Supplied material:
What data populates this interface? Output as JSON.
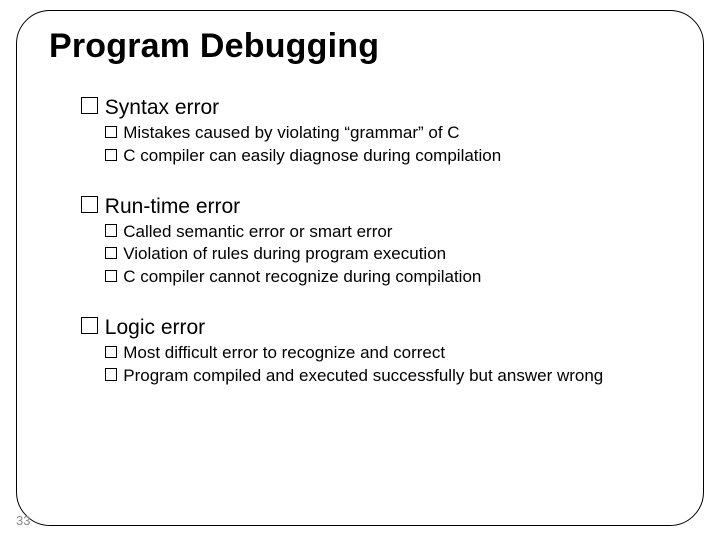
{
  "slide": {
    "title": "Program Debugging",
    "page_number": "33",
    "sections": [
      {
        "heading": "Syntax error",
        "items": [
          "Mistakes caused by violating “grammar” of C",
          "C compiler can easily diagnose during compilation"
        ]
      },
      {
        "heading": "Run-time error",
        "items": [
          "Called semantic error or smart error",
          "Violation of rules during program execution",
          "C compiler cannot recognize during compilation"
        ]
      },
      {
        "heading": "Logic error",
        "items": [
          "Most difficult error to recognize and correct",
          "Program compiled and executed successfully but answer wrong"
        ]
      }
    ]
  }
}
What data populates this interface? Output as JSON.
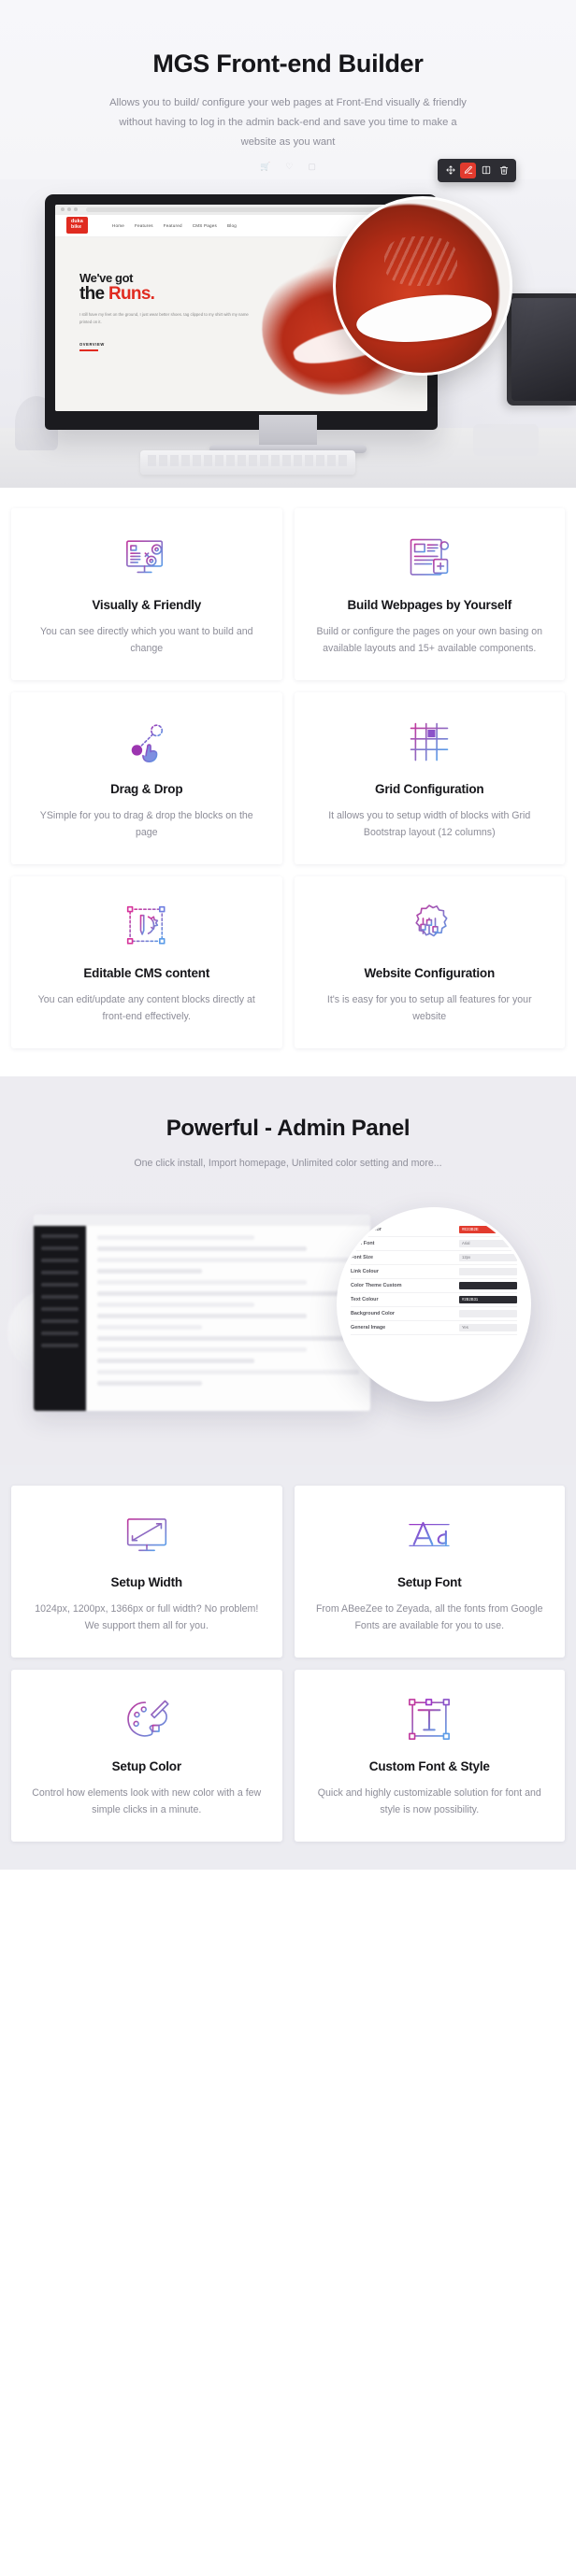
{
  "hero": {
    "title": "MGS Front-end Builder",
    "subtitle": "Allows you to build/ configure your web pages at Front-End visually & friendly without having to log in the admin back-end and save you time to make a website as you want",
    "mini_icons": [
      "cart-icon",
      "heart-icon",
      "user-icon"
    ],
    "toolbar": {
      "buttons": [
        {
          "name": "move-icon",
          "glyph": "move",
          "active": false
        },
        {
          "name": "edit-icon",
          "glyph": "edit",
          "active": true
        },
        {
          "name": "columns-icon",
          "glyph": "columns",
          "active": false
        },
        {
          "name": "trash-icon",
          "glyph": "trash",
          "active": false
        }
      ]
    },
    "site_mock": {
      "brand": "duka\\nbike",
      "nav_links": [
        "Home",
        "Features",
        "Featured",
        "CMS Pages",
        "Blog"
      ],
      "headline_line1": "We've got",
      "headline_line2_plain": "the ",
      "headline_line2_accent": "Runs.",
      "body": "I still have my feet on the ground, I just wear better shoes. tag clipped to my shirt with my name printed on it.",
      "cta": "OVERVIEW",
      "accent_color": "#e02b20"
    }
  },
  "features": {
    "left": [
      {
        "icon": "screen-settings-icon",
        "title": "Visually & Friendly",
        "text": "You can see directly which you want to build and change"
      },
      {
        "icon": "drag-drop-icon",
        "title": "Drag & Drop",
        "text": "YSimple for you to drag & drop the blocks on the page"
      },
      {
        "icon": "editable-cms-icon",
        "title": "Editable CMS content",
        "text": "You can edit/update any content blocks directly at front-end effectively."
      }
    ],
    "right": [
      {
        "icon": "webpage-builder-icon",
        "title": "Build Webpages by Yourself",
        "text": "Build or configure the pages on your own basing on available layouts and 15+ available components."
      },
      {
        "icon": "grid-icon",
        "title": "Grid Configuration",
        "text": "It allows you to setup width of blocks with Grid Bootstrap layout (12 columns)"
      },
      {
        "icon": "gear-sliders-icon",
        "title": "Website Configuration",
        "text": "It's is easy for you to setup all features for your website"
      }
    ]
  },
  "admin": {
    "title": "Powerful - Admin Panel",
    "subtitle": "One click install, Import homepage, Unlimited color setting and more...",
    "settings_rows": [
      {
        "label": "Theme Color",
        "value": "#E23B2E",
        "style": "red"
      },
      {
        "label": "Main Font",
        "value": "Arial",
        "style": "plain"
      },
      {
        "label": "Font Size",
        "value": "12px",
        "style": "plain"
      },
      {
        "label": "Link Colour",
        "value": "",
        "style": "light"
      },
      {
        "label": "Color Theme Custom",
        "value": "",
        "style": "dark"
      },
      {
        "label": "Text Colour",
        "value": "#2B2B31",
        "style": "dark"
      },
      {
        "label": "Background Color",
        "value": "",
        "style": "light"
      },
      {
        "label": "General Image",
        "value": "Yes",
        "style": "plain"
      }
    ]
  },
  "setup_cards": [
    {
      "icon": "monitor-width-icon",
      "title": "Setup Width",
      "text": "1024px, 1200px, 1366px or full width? No problem! We support them all for you."
    },
    {
      "icon": "font-aa-icon",
      "title": "Setup Font",
      "text": "From ABeeZee to Zeyada, all the fonts from Google Fonts are available for you to use."
    },
    {
      "icon": "color-palette-icon",
      "title": "Setup Color",
      "text": "Control how elements look with new color with a few simple clicks in a minute."
    },
    {
      "icon": "custom-type-icon",
      "title": "Custom Font & Style",
      "text": "Quick and highly customizable solution for font and style is now possibility."
    }
  ],
  "theme": {
    "gradient_start": "#c0389e",
    "gradient_mid": "#9b4fd0",
    "gradient_end": "#5b9ce8",
    "accent_red": "#e23b2e",
    "heading": "#16161a",
    "body_text": "#8d8d98"
  }
}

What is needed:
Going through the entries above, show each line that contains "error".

Written response:
        "heading": "Syntax error",
        "heading": "Run-time error",
          "Called semantic error or smart error",
        "heading": "Logic error",
          "Most difficult error to recognize and correct",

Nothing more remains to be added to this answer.